**Instructions to follow:** Copy out all the data, word for word.

**Data about app and page elements:**
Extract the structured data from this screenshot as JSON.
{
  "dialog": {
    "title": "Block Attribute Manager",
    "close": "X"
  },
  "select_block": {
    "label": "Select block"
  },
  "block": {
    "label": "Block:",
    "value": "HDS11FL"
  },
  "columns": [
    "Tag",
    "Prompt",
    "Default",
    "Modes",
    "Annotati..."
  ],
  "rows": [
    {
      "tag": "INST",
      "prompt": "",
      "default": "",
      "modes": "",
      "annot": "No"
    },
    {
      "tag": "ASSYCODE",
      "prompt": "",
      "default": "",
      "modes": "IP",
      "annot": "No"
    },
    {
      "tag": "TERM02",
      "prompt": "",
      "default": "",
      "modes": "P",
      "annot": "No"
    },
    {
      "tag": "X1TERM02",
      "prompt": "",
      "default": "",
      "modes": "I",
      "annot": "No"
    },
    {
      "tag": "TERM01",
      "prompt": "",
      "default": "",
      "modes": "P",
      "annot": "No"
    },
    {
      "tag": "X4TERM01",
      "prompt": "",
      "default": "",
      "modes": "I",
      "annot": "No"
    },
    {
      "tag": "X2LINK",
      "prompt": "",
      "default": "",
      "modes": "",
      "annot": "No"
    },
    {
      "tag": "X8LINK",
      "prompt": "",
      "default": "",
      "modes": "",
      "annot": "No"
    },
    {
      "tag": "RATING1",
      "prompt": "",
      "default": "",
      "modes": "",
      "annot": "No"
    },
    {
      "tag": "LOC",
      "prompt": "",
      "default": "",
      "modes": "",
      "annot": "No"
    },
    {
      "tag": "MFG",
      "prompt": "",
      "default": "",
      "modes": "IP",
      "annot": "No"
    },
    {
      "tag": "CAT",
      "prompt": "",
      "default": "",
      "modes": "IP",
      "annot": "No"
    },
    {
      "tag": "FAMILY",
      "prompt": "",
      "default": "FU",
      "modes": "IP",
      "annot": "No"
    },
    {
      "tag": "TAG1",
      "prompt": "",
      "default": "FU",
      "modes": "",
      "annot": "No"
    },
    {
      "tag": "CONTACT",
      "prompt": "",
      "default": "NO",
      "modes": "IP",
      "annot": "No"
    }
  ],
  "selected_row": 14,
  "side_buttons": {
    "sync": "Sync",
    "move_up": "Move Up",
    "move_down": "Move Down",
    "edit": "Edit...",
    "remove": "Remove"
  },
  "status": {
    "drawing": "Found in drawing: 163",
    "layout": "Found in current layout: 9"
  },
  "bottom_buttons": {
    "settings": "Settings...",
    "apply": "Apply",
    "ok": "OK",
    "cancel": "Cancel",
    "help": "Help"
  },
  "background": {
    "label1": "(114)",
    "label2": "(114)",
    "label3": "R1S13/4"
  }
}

**Task output:**
Extract the structured data from this screenshot as JSON.
{
  "dialog": {
    "title": "Block Attribute Manager",
    "close": "X"
  },
  "select_block": {
    "label": "Select block"
  },
  "block": {
    "label": "Block:",
    "value": "HDS11FL"
  },
  "columns": [
    "Tag",
    "Prompt",
    "Default",
    "Modes",
    "Annotati..."
  ],
  "rows": [
    {
      "tag": "INST",
      "prompt": "",
      "default": "",
      "modes": "",
      "annot": "No"
    },
    {
      "tag": "ASSYCODE",
      "prompt": "",
      "default": "",
      "modes": "IP",
      "annot": "No"
    },
    {
      "tag": "TERM02",
      "prompt": "",
      "default": "",
      "modes": "P",
      "annot": "No"
    },
    {
      "tag": "X1TERM02",
      "prompt": "",
      "default": "",
      "modes": "I",
      "annot": "No"
    },
    {
      "tag": "TERM01",
      "prompt": "",
      "default": "",
      "modes": "P",
      "annot": "No"
    },
    {
      "tag": "X4TERM01",
      "prompt": "",
      "default": "",
      "modes": "I",
      "annot": "No"
    },
    {
      "tag": "X2LINK",
      "prompt": "",
      "default": "",
      "modes": "",
      "annot": "No"
    },
    {
      "tag": "X8LINK",
      "prompt": "",
      "default": "",
      "modes": "",
      "annot": "No"
    },
    {
      "tag": "RATING1",
      "prompt": "",
      "default": "",
      "modes": "",
      "annot": "No"
    },
    {
      "tag": "LOC",
      "prompt": "",
      "default": "",
      "modes": "",
      "annot": "No"
    },
    {
      "tag": "MFG",
      "prompt": "",
      "default": "",
      "modes": "IP",
      "annot": "No"
    },
    {
      "tag": "CAT",
      "prompt": "",
      "default": "",
      "modes": "IP",
      "annot": "No"
    },
    {
      "tag": "FAMILY",
      "prompt": "",
      "default": "FU",
      "modes": "IP",
      "annot": "No"
    },
    {
      "tag": "TAG1",
      "prompt": "",
      "default": "FU",
      "modes": "",
      "annot": "No"
    },
    {
      "tag": "CONTACT",
      "prompt": "",
      "default": "NO",
      "modes": "IP",
      "annot": "No"
    }
  ],
  "selected_row": 14,
  "side_buttons": {
    "sync": "Sync",
    "move_up": "Move Up",
    "move_down": "Move Down",
    "edit": "Edit...",
    "remove": "Remove"
  },
  "status": {
    "drawing": "Found in drawing: 163",
    "layout": "Found in current layout: 9"
  },
  "bottom_buttons": {
    "settings": "Settings...",
    "apply": "Apply",
    "ok": "OK",
    "cancel": "Cancel",
    "help": "Help"
  },
  "background": {
    "label1": "(114)",
    "label2": "(114)",
    "label3": "R1S13/4"
  }
}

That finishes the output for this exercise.